Don Quixote Returns to S.F. Ballet in Style

Janice Berman on January 28, 2019
Jim Sohm plays the title man in Tomasson/Possokhov’s Don Quixote | Credit: Erik Tomasson/San Francisco Ballet

If you’ve missed seeing the full-length, bells-and-whistles-and-castanets classic Don Quixote, set to Ludwig Minkus, you’re in luck. If you’ve deliberately avoided it, please reconsider. And if you watched the company’s world premiere by Artistic Director Helgi Tomasson and choreographer in residence Yuri Possokhov in 2003, it’s time to catch it again. You’ll leave both tickled and awed.

With meticulous casting, additional choreography and preparation, SFB’s Don Q has morphed from a solid but slightly snoozy entity — the 1869 Ludwig Minkus creation having been adapted in 1900 by Alexander Gorski, and thence carried from the Bolshoi everywhere — into an unequivocal delight, further enhanced by Martin West’s leadership of the ballet’s orchestra.

Opening the 2019 season Friday night, it starred principal dancers Mathilde Froustey as a spicy and precise Kitri and the mighty Angelo Greco as her beau, the boyish Basilio. With gorgeous scenery and costumes by Martin Pakledinaz, a huge cast, its three acts running nearly three hours, it’s a showpiece made far more so by the superb work of the corps de ballet.

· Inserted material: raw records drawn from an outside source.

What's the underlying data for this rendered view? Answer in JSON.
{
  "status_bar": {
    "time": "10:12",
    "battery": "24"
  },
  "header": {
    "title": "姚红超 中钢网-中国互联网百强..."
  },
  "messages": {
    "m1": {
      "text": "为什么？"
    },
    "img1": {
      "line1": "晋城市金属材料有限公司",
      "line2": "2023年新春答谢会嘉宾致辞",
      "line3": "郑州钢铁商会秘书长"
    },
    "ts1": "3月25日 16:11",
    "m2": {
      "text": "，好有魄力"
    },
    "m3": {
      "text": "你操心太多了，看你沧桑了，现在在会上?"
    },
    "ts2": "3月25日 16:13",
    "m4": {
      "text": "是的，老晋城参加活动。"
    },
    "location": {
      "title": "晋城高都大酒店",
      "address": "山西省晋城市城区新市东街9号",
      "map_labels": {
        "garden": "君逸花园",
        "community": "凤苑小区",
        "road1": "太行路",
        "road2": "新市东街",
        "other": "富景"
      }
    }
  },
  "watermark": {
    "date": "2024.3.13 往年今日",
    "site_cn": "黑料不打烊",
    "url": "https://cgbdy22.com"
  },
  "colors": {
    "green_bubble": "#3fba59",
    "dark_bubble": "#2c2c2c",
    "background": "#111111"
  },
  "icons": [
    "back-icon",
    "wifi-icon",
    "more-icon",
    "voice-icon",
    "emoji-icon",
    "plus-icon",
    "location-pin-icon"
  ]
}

Alexandre Cagnat as Gamache (left) and Mathilde Froustey as Kitri (right) | Credit: Erik Tomasson/San Francisco Ballet

The supporting cast is filled with rising young dancers and veteran San Francisco Ballet alums like Jim Sohm as the Don himself, Pascal Molat as a delightful Sancho Panza, and Val Caniparoli as Kitri’s papa, who rails against his daughter’s choice of suitor. And then, oh then – Alexandre Cagnat as the fop to end all fops, Gamache, Kitri’s feckless, would-be wooer. Cagnat is a young Frenchman from the corps de ballet turned ineffably floppy, lace-festooned French poodle. How lovely it is to watch him stumble around with perfect timing and readily slipping shoulder-length wig.

So he’s rising, but he’s playing old. Also rising, but playing young, were soloists Daniel Deivison-Oliveira as a sensual, muscular Espada opposite Jennifer Stahl’s precise and slightly steamy Mercedes. For real steam, you needed look no farther than the windmill-accented Spanish countryside of Act 2, where the gypsies or Gitanos camped, led by soloists Hansuke Yamamoto, strong and focused, and a dervish-like Kimberly Marie Olivier as his jealous partner.

Norika Matsuyama is a sparkling lead Cupid | Credit: Erik Tomasson/San Francisco Ballet

Pakledinaz’s sets all are glorious, but the surprise knockout remains the one for the ice-blue/green vision scene, that staple of romantic ballet, which I had almost forgotten about until it was upon us. The goings-on are graced by dear Little Cupids in pink from the San Francisco Ballet School; the corps as Driads dancing in perfect unison, their queen Koto Ishihara, and a dimply, sparkling lead Cupid, Norika Matsuyama.

Mathilde Froustey | Credit: Erik Tomasson/San Francisco Ballet

Here Don Quixote, in a waking dream, sees his Dulcinea, the perfect ideal of a ballerina. Let’s just acknowledge that at this point there’s nothing Froustey cannot do. She moves from spitfire in the first act, where she and Greco swap tours de force and collaborate in daredevil partnership, leaping, turning, hopping, flying as the crowd goes wild, to regal yet empathetic ruler of the fantasy world and back again, turning, as she has said, into a mature woman, altar-bound.

Which brings us back to the town square, a grand corps finale with fandango and the traditional pas de deux. Worries that Greco might have overextended himself in his pyrotechnic-filled first act proved baseless, or maybe Basil-less. In bridal-white tutu, Froustey’s Kitri, too, looked fresh and new, adding an extra layer of radiance to a carpet of endless fouettés, lively leaps, and happy swoops into her husband’s embrace.

With varied casting, Don Quixote continues at the War Memorial Opera House through Feb. 3.